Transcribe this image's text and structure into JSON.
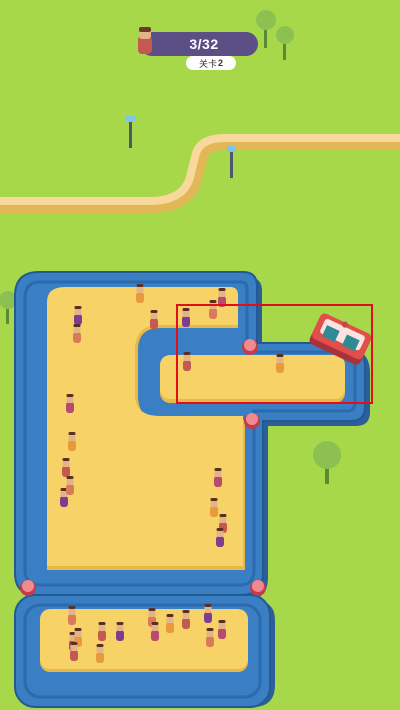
{
  "hud": {
    "passenger_count": "3/32",
    "level_label": "关卡",
    "level_number": "2",
    "passenger_icon": "person-icon"
  },
  "colors": {
    "grass": "#a6d84a",
    "track": "#3a7ec3",
    "platform": "#f7d267",
    "train": "#e24f4b",
    "highlight": "#e00f1b",
    "hud_bg": "#5b4f86"
  }
}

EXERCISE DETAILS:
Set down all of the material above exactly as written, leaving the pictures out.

WRITTEN RESPONSE:
Transcribe this image's text and structure into JSON.
{
  "hud": {
    "passenger_count": "3/32",
    "level_label": "关卡",
    "level_number": "2",
    "passenger_icon": "person-icon"
  },
  "colors": {
    "grass": "#a6d84a",
    "track": "#3a7ec3",
    "platform": "#f7d267",
    "train": "#e24f4b",
    "highlight": "#e00f1b",
    "hud_bg": "#5b4f86"
  }
}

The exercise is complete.